Disclaimer: Justia Dockets & Filings provides public litigation records from the federal appellate and district courts.
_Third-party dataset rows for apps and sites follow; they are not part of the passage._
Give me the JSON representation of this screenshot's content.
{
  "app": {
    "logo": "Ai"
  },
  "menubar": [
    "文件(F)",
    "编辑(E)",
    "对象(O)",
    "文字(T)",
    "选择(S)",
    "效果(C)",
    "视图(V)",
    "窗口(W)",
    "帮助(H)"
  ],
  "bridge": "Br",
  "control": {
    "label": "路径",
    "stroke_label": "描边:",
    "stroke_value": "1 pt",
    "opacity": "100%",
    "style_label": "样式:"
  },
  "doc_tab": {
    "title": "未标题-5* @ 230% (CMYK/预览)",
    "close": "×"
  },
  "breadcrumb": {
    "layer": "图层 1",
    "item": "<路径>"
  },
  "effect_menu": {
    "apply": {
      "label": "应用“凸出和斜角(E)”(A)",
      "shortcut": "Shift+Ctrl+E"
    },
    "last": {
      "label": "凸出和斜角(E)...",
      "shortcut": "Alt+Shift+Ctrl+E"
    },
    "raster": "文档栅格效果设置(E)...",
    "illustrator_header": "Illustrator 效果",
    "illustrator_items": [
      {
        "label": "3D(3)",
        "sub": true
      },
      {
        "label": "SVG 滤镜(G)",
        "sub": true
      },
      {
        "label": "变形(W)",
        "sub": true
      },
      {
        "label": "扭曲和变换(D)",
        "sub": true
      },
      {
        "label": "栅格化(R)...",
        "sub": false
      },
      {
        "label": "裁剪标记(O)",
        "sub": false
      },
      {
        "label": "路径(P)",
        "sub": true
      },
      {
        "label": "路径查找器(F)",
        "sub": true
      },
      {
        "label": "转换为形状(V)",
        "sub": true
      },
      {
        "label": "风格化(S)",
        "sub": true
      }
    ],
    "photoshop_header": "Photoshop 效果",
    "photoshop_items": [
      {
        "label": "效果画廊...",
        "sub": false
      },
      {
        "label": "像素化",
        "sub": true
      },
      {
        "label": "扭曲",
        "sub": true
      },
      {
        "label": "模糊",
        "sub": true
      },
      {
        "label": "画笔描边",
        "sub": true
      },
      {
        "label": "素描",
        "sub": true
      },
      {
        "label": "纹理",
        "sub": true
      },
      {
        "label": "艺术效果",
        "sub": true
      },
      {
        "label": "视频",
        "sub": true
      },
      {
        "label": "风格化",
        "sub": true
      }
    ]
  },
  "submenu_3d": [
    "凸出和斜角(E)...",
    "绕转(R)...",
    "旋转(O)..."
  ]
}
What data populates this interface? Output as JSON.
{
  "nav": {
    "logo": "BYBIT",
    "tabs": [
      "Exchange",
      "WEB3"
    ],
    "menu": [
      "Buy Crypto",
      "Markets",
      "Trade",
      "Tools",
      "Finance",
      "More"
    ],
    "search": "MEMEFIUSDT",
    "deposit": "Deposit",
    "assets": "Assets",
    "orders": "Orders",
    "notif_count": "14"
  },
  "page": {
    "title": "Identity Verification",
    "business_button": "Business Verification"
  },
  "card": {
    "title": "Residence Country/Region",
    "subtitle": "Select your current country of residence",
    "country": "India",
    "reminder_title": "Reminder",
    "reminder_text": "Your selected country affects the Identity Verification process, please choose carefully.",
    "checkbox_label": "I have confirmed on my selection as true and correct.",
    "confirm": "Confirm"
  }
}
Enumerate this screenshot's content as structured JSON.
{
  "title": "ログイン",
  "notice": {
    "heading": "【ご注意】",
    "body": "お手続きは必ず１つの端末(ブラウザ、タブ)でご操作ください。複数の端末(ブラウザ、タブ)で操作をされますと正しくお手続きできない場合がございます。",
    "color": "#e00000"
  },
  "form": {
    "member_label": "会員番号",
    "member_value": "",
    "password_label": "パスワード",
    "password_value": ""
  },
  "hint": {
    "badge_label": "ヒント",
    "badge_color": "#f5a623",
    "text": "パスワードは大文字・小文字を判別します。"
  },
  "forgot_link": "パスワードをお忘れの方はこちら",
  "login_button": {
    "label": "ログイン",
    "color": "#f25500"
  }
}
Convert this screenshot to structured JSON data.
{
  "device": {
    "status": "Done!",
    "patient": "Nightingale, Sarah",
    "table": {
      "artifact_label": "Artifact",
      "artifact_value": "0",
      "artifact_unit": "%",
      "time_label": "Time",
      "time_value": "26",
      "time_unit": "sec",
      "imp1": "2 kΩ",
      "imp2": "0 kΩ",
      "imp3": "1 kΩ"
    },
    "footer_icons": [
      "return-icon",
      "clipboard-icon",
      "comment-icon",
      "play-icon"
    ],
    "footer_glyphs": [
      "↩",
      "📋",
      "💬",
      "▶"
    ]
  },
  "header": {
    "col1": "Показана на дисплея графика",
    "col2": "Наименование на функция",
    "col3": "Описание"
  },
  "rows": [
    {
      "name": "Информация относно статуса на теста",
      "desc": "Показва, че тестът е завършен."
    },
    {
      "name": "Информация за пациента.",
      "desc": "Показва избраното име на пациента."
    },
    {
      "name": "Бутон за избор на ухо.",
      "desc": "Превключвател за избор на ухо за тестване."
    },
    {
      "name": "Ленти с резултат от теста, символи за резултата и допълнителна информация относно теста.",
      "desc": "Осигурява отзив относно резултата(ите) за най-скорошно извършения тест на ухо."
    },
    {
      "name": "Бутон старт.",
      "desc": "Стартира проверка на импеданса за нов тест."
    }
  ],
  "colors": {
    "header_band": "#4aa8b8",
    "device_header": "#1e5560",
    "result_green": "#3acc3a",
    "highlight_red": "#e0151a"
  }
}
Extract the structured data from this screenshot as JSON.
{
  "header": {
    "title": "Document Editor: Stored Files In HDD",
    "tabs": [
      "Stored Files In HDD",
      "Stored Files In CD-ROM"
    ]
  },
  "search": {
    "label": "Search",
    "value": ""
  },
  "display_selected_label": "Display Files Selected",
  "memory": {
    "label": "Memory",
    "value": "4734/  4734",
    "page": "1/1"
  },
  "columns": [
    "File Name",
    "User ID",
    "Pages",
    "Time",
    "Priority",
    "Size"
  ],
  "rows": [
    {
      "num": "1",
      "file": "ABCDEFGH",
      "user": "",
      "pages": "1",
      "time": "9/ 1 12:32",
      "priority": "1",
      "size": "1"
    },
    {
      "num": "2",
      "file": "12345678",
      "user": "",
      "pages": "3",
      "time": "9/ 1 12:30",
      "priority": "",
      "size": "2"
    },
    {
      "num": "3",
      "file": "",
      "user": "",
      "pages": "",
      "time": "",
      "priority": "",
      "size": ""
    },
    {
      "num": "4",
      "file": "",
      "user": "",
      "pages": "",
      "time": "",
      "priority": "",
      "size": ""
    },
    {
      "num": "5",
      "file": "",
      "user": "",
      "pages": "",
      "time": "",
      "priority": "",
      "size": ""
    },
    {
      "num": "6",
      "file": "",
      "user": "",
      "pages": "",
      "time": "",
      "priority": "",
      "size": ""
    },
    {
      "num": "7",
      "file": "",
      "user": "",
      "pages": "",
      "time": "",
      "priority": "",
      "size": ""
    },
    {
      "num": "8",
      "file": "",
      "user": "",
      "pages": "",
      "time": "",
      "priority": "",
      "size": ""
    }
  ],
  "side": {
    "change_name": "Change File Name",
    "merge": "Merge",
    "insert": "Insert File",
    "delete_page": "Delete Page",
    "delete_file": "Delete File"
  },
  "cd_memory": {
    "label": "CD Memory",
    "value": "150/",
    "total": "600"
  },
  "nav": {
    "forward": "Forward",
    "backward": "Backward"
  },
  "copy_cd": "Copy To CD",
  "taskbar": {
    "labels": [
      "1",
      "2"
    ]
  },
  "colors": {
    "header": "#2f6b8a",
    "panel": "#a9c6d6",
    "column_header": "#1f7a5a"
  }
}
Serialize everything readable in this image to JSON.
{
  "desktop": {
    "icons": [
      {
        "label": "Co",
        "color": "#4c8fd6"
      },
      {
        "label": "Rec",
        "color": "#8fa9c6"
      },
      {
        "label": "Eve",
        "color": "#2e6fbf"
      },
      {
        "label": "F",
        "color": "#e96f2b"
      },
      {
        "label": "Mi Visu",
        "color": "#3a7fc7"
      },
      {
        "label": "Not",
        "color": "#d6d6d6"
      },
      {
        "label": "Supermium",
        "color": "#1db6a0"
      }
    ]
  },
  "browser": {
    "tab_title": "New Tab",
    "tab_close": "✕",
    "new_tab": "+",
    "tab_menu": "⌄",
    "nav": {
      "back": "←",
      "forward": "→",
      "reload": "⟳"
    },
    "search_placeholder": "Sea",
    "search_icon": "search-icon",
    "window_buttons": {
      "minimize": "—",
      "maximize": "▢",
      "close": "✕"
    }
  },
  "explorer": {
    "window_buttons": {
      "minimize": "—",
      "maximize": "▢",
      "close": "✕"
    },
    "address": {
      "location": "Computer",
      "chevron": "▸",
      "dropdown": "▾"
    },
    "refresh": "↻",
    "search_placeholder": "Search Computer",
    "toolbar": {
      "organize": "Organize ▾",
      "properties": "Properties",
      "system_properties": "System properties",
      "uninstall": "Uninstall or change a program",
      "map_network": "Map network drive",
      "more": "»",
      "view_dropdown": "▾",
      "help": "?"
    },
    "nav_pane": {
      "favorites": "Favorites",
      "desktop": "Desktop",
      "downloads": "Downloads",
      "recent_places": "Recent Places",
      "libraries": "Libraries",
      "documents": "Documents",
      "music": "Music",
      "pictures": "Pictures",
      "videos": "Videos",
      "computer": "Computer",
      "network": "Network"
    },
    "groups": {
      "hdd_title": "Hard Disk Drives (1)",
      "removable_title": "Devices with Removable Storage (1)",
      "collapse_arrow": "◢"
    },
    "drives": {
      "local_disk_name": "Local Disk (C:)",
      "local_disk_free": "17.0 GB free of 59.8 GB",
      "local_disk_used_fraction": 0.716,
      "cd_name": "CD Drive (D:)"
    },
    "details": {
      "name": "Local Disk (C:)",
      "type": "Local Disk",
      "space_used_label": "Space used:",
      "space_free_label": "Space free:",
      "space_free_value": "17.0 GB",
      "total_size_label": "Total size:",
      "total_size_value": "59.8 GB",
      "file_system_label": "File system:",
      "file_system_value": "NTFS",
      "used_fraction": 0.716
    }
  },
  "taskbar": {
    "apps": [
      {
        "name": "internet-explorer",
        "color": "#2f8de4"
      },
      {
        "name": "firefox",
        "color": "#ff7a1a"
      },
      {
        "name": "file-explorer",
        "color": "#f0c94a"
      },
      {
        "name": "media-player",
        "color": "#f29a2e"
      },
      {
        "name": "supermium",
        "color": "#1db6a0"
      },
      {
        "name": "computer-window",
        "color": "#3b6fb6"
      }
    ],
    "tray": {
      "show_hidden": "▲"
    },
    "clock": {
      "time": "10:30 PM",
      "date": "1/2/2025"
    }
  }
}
These filings and docket sheets should not be considered findings of fact or liability, nor do they necessarily reflect the view of Justia.

Why Is My Information Online?